Top of Excerpted records

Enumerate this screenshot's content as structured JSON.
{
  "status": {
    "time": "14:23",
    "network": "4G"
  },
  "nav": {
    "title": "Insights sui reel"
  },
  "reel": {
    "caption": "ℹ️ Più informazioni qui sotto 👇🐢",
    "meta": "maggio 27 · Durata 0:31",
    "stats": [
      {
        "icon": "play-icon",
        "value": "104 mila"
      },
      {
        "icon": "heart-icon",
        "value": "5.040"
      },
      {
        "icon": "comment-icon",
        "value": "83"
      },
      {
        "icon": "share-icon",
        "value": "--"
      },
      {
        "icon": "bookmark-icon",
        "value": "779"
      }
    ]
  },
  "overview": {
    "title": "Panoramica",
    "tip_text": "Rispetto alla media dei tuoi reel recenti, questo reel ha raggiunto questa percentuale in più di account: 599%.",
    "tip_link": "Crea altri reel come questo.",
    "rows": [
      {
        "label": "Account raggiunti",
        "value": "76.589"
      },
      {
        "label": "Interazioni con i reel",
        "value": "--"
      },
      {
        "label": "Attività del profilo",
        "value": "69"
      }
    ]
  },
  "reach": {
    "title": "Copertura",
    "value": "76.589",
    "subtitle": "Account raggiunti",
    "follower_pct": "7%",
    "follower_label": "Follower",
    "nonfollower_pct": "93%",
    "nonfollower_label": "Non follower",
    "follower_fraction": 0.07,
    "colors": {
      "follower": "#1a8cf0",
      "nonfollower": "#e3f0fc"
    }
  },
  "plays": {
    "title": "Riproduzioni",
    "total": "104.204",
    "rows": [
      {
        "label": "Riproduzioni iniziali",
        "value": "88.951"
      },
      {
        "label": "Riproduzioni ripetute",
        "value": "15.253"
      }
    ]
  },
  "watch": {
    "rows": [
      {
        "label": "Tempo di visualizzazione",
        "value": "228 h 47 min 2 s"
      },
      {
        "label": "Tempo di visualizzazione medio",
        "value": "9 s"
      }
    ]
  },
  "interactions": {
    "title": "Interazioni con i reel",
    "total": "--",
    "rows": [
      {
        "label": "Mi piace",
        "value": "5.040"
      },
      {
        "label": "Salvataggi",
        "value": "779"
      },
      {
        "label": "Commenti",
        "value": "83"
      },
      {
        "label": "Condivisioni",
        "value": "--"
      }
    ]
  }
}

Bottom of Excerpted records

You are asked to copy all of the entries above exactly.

Enumerate this screenshot's content as structured JSON.
{
  "status": {
    "time": "14:23",
    "network": "4G"
  },
  "nav": {
    "title": "Insights sui reel"
  },
  "reel": {
    "caption": "ℹ️ Più informazioni qui sotto 👇🐢",
    "meta": "maggio 27 · Durata 0:31",
    "stats": [
      {
        "icon": "play-icon",
        "value": "104 mila"
      },
      {
        "icon": "heart-icon",
        "value": "5.040"
      },
      {
        "icon": "comment-icon",
        "value": "83"
      },
      {
        "icon": "share-icon",
        "value": "--"
      },
      {
        "icon": "bookmark-icon",
        "value": "779"
      }
    ]
  },
  "overview": {
    "title": "Panoramica",
    "tip_text": "Rispetto alla media dei tuoi reel recenti, questo reel ha raggiunto questa percentuale in più di account: 599%.",
    "tip_link": "Crea altri reel come questo.",
    "rows": [
      {
        "label": "Account raggiunti",
        "value": "76.589"
      },
      {
        "label": "Interazioni con i reel",
        "value": "--"
      },
      {
        "label": "Attività del profilo",
        "value": "69"
      }
    ]
  },
  "reach": {
    "title": "Copertura",
    "value": "76.589",
    "subtitle": "Account raggiunti",
    "follower_pct": "7%",
    "follower_label": "Follower",
    "nonfollower_pct": "93%",
    "nonfollower_label": "Non follower",
    "follower_fraction": 0.07,
    "colors": {
      "follower": "#1a8cf0",
      "nonfollower": "#e3f0fc"
    }
  },
  "plays": {
    "title": "Riproduzioni",
    "total": "104.204",
    "rows": [
      {
        "label": "Riproduzioni iniziali",
        "value": "88.951"
      },
      {
        "label": "Riproduzioni ripetute",
        "value": "15.253"
      }
    ]
  },
  "watch": {
    "rows": [
      {
        "label": "Tempo di visualizzazione",
        "value": "228 h 47 min 2 s"
      },
      {
        "label": "Tempo di visualizzazione medio",
        "value": "9 s"
      }
    ]
  },
  "interactions": {
    "title": "Interazioni con i reel",
    "total": "--",
    "rows": [
      {
        "label": "Mi piace",
        "value": "5.040"
      },
      {
        "label": "Salvataggi",
        "value": "779"
      },
      {
        "label": "Commenti",
        "value": "83"
      },
      {
        "label": "Condivisioni",
        "value": "--"
      }
    ]
  }
}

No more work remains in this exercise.